[Page and application data records]
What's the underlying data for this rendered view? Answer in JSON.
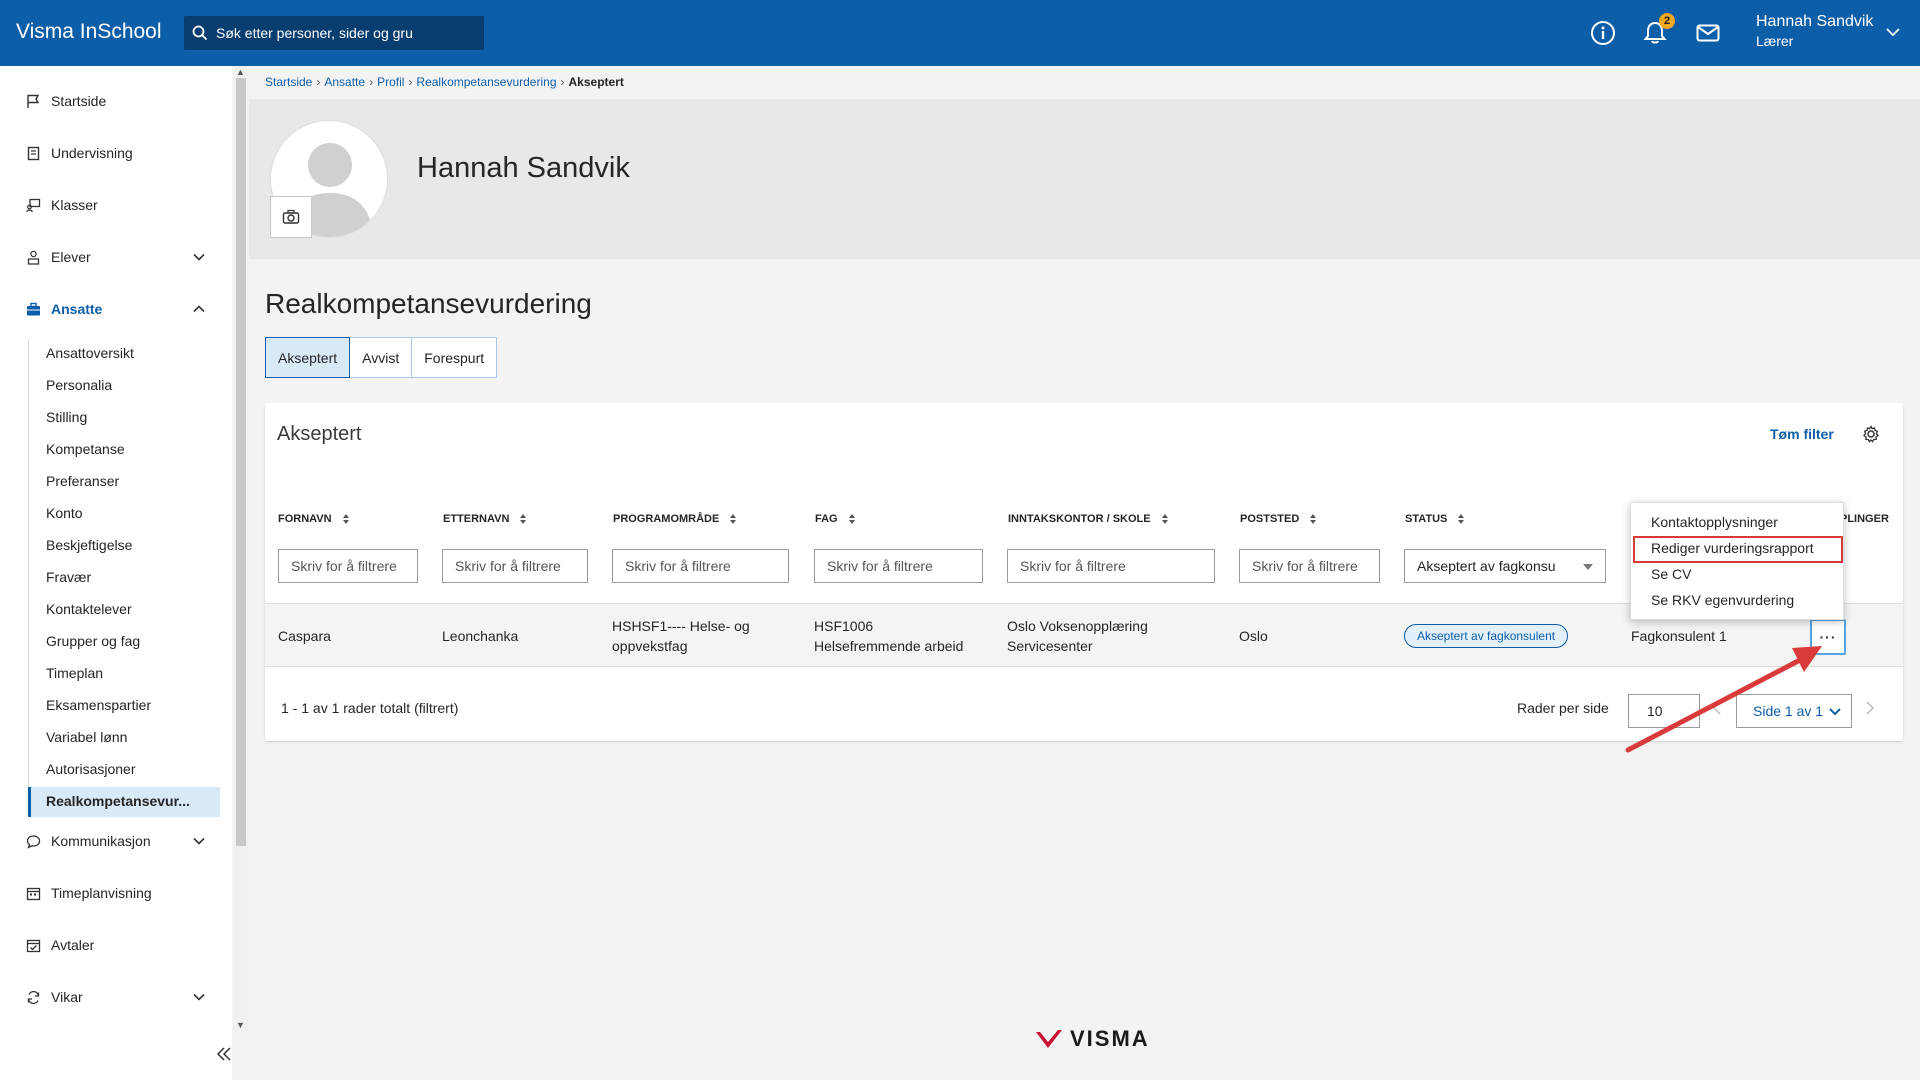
{
  "header": {
    "brand": "Visma InSchool",
    "search_placeholder": "Søk etter personer, sider og gru",
    "notification_count": "2",
    "user_name": "Hannah Sandvik",
    "user_role": "Lærer"
  },
  "sidebar": {
    "items": [
      {
        "label": "Startside",
        "icon": "flag-icon"
      },
      {
        "label": "Undervisning",
        "icon": "book-icon"
      },
      {
        "label": "Klasser",
        "icon": "classroom-icon"
      },
      {
        "label": "Elever",
        "icon": "students-icon"
      },
      {
        "label": "Ansatte",
        "icon": "briefcase-icon"
      },
      {
        "label": "Kommunikasjon",
        "icon": "chat-icon"
      },
      {
        "label": "Timeplanvisning",
        "icon": "calendar-icon"
      },
      {
        "label": "Avtaler",
        "icon": "calendar-check-icon"
      },
      {
        "label": "Vikar",
        "icon": "refresh-icon"
      }
    ],
    "sub_items": [
      "Ansattoversikt",
      "Personalia",
      "Stilling",
      "Kompetanse",
      "Preferanser",
      "Konto",
      "Beskjeftigelse",
      "Fravær",
      "Kontaktelever",
      "Grupper og fag",
      "Timeplan",
      "Eksamenspartier",
      "Variabel lønn",
      "Autorisasjoner"
    ],
    "active_sub": "Realkompetansevur..."
  },
  "breadcrumb": {
    "items": [
      "Startside",
      "Ansatte",
      "Profil",
      "Realkompetansevurdering"
    ],
    "current": "Akseptert"
  },
  "profile": {
    "name": "Hannah Sandvik"
  },
  "page": {
    "title": "Realkompetansevurdering",
    "tabs": [
      "Akseptert",
      "Avvist",
      "Forespurt"
    ]
  },
  "card": {
    "title": "Akseptert",
    "clear_filter": "Tøm filter",
    "columns": [
      "FORNAVN",
      "ETTERNAVN",
      "PROGRAMOMRÅDE",
      "FAG",
      "INNTAKSKONTOR / SKOLE",
      "POSTSTED",
      "STATUS"
    ],
    "partial_column": "PLINGER",
    "filter_placeholder": "Skriv for å filtrere",
    "status_filter_value": "Akseptert av fagkonsu",
    "row": {
      "fornavn": "Caspara",
      "etternavn": "Leonchanka",
      "programomrade_1": "HSHSF1---- Helse- og",
      "programomrade_2": "oppvekstfag",
      "fag_1": "HSF1006",
      "fag_2": "Helsefremmende arbeid",
      "skole_1": "Oslo Voksenopplæring",
      "skole_2": "Servicesenter",
      "poststed": "Oslo",
      "status": "Akseptert av fagkonsulent",
      "fagkonsulent": "Fagkonsulent 1",
      "more": "···"
    },
    "menu": [
      "Kontaktopplysninger",
      "Rediger vurderingsrapport",
      "Se CV",
      "Se RKV egenvurdering"
    ],
    "footer": {
      "count": "1 - 1 av 1 rader totalt (filtrert)",
      "rows_per_page_label": "Rader per side",
      "rows_per_page": "10",
      "page": "Side 1 av 1"
    }
  },
  "footer_logo": "VISMA",
  "colors": {
    "brand": "#0d5ea8",
    "highlight": "#d93a3a",
    "badge": "#f4a81d"
  }
}
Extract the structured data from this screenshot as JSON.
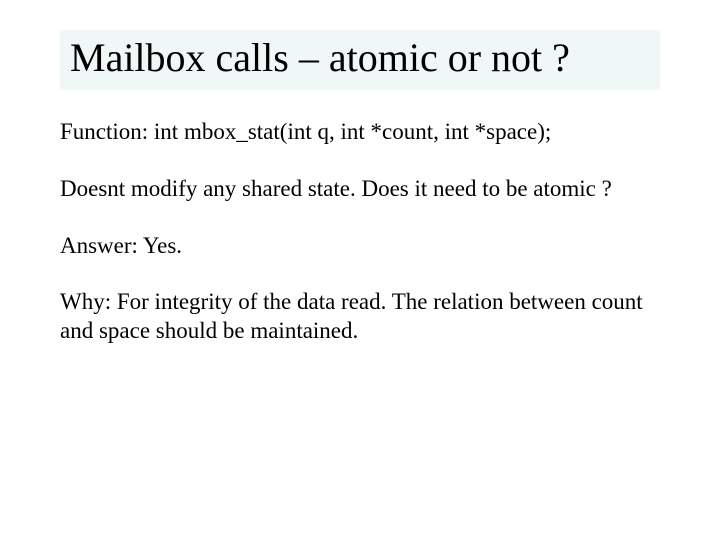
{
  "slide": {
    "title": "Mailbox calls – atomic or not ?",
    "paragraphs": {
      "p1": "Function: int  mbox_stat(int q, int *count, int *space);",
      "p2": "Doesnt modify any shared state. Does it need to be atomic ?",
      "p3": "Answer: Yes.",
      "p4": "Why: For integrity of the data read. The relation between count and space should be maintained."
    }
  }
}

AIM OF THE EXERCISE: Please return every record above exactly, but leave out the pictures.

TASK OUTPUT:
What's the underlying data for this rendered view? Answer in JSON.
{
  "header": {
    "brand": "Visma InSchool",
    "search_placeholder": "Søk etter personer, sider og gru",
    "notification_count": "2",
    "user_name": "Hannah Sandvik",
    "user_role": "Lærer"
  },
  "sidebar": {
    "items": [
      {
        "label": "Startside",
        "icon": "flag-icon"
      },
      {
        "label": "Undervisning",
        "icon": "book-icon"
      },
      {
        "label": "Klasser",
        "icon": "classroom-icon"
      },
      {
        "label": "Elever",
        "icon": "students-icon"
      },
      {
        "label": "Ansatte",
        "icon": "briefcase-icon"
      },
      {
        "label": "Kommunikasjon",
        "icon": "chat-icon"
      },
      {
        "label": "Timeplanvisning",
        "icon": "calendar-icon"
      },
      {
        "label": "Avtaler",
        "icon": "calendar-check-icon"
      },
      {
        "label": "Vikar",
        "icon": "refresh-icon"
      }
    ],
    "sub_items": [
      "Ansattoversikt",
      "Personalia",
      "Stilling",
      "Kompetanse",
      "Preferanser",
      "Konto",
      "Beskjeftigelse",
      "Fravær",
      "Kontaktelever",
      "Grupper og fag",
      "Timeplan",
      "Eksamenspartier",
      "Variabel lønn",
      "Autorisasjoner"
    ],
    "active_sub": "Realkompetansevur..."
  },
  "breadcrumb": {
    "items": [
      "Startside",
      "Ansatte",
      "Profil",
      "Realkompetansevurdering"
    ],
    "current": "Akseptert"
  },
  "profile": {
    "name": "Hannah Sandvik"
  },
  "page": {
    "title": "Realkompetansevurdering",
    "tabs": [
      "Akseptert",
      "Avvist",
      "Forespurt"
    ]
  },
  "card": {
    "title": "Akseptert",
    "clear_filter": "Tøm filter",
    "columns": [
      "FORNAVN",
      "ETTERNAVN",
      "PROGRAMOMRÅDE",
      "FAG",
      "INNTAKSKONTOR / SKOLE",
      "POSTSTED",
      "STATUS"
    ],
    "partial_column": "PLINGER",
    "filter_placeholder": "Skriv for å filtrere",
    "status_filter_value": "Akseptert av fagkonsu",
    "row": {
      "fornavn": "Caspara",
      "etternavn": "Leonchanka",
      "programomrade_1": "HSHSF1---- Helse- og",
      "programomrade_2": "oppvekstfag",
      "fag_1": "HSF1006",
      "fag_2": "Helsefremmende arbeid",
      "skole_1": "Oslo Voksenopplæring",
      "skole_2": "Servicesenter",
      "poststed": "Oslo",
      "status": "Akseptert av fagkonsulent",
      "fagkonsulent": "Fagkonsulent 1",
      "more": "···"
    },
    "menu": [
      "Kontaktopplysninger",
      "Rediger vurderingsrapport",
      "Se CV",
      "Se RKV egenvurdering"
    ],
    "footer": {
      "count": "1 - 1 av 1 rader totalt (filtrert)",
      "rows_per_page_label": "Rader per side",
      "rows_per_page": "10",
      "page": "Side 1 av 1"
    }
  },
  "footer_logo": "VISMA",
  "colors": {
    "brand": "#0d5ea8",
    "highlight": "#d93a3a",
    "badge": "#f4a81d"
  }
}
Extract the structured data from this screenshot as JSON.
{
  "slide": {
    "title": "Mailbox calls – atomic or not ?",
    "paragraphs": {
      "p1": "Function: int  mbox_stat(int q, int *count, int *space);",
      "p2": "Doesnt modify any shared state. Does it need to be atomic ?",
      "p3": "Answer: Yes.",
      "p4": "Why: For integrity of the data read. The relation between count and space should be maintained."
    }
  }
}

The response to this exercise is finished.